Reply to Dr. Desjardins

Author Affiliations

Morrison Professor of Pathology Northwestern University School of Medicine 303 E. Chicago Ave. Chicago (11).

Arch Dermatol. 1961;83(2):317-321. doi:10.1001/archderm.1961.01580080147017

After long, silent reflection I am still puzzled about the proper answer to Dr. Desjardins' thoughtful essay, for I quite agree with what he says. Dr. Desjardins writes that pathologists are contrary, earth-bound devils like the rest of the medical profession; this I know to be true from my own experience. Dr. Desjardins believes the histological method has limits beyond which it is dangerous to go; this I cannot deny because I too have written about the danger. Dr. Desjardins observes that pathologists habitually cultivate the confidence of surgeons; but what wise man does not? Dr. Desjardins writes that pathologists may form different opinions about the significance of a biopsy and even make misdiagnoses; but after all aren't we too physicians?
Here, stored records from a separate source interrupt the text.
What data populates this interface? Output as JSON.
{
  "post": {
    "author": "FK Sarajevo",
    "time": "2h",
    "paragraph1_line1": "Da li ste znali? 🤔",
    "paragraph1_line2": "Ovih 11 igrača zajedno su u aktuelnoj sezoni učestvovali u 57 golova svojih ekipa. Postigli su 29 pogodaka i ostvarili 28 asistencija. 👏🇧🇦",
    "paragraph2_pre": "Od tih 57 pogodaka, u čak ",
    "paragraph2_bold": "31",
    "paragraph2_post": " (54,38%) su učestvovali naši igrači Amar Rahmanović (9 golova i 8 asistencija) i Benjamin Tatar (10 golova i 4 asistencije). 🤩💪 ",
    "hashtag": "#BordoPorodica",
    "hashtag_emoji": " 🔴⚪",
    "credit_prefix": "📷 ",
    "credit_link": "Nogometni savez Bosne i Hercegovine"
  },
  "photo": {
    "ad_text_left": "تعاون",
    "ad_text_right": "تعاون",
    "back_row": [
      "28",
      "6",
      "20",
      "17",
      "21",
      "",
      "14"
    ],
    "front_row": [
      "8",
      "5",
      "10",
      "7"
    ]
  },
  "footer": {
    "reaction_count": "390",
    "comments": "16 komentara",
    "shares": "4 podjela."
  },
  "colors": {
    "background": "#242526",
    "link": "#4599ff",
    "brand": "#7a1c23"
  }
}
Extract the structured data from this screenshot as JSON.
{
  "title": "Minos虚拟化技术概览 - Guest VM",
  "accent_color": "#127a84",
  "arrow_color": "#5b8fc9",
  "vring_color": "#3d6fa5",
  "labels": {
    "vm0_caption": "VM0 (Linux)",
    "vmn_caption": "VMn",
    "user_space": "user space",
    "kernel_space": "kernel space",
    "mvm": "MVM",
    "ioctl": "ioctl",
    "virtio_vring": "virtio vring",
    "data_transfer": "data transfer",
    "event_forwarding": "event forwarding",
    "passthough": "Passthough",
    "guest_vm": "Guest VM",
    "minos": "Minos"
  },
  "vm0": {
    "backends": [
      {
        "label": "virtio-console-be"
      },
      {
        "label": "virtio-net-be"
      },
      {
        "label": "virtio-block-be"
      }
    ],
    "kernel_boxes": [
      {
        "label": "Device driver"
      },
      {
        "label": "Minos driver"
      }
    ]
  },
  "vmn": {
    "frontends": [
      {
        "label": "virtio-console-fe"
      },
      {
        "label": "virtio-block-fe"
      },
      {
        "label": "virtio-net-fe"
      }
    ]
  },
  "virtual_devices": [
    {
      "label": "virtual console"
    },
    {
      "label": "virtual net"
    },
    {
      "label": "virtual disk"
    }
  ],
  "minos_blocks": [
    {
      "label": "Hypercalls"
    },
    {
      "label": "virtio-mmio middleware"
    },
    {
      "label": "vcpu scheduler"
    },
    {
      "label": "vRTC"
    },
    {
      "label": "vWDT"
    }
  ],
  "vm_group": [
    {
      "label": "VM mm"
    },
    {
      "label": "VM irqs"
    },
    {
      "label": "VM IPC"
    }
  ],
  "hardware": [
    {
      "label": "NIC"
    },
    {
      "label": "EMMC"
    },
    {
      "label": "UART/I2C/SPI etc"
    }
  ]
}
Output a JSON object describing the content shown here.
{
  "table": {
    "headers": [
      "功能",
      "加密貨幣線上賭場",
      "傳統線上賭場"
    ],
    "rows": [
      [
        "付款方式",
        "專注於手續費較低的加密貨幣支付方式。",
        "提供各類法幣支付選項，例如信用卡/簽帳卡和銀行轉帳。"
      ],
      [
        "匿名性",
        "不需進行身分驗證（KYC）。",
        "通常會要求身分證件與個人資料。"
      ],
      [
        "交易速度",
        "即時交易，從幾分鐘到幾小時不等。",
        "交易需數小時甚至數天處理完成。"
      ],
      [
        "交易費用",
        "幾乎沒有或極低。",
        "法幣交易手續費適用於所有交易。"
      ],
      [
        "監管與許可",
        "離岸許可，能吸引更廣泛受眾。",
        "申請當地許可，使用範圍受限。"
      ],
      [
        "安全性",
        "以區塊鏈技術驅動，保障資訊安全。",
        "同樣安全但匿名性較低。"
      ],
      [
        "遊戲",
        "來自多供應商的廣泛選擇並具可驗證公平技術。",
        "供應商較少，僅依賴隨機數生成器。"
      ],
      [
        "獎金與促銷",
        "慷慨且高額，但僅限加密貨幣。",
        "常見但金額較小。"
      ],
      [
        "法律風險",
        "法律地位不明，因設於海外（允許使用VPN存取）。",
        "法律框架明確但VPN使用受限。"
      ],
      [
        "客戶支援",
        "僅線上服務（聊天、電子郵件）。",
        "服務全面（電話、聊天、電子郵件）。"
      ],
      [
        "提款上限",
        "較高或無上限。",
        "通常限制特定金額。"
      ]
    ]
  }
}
Now, you see the causes of my puzzlement. How can I take issue with such a colleague? Indeed the foremost thought in my mind at the moment is that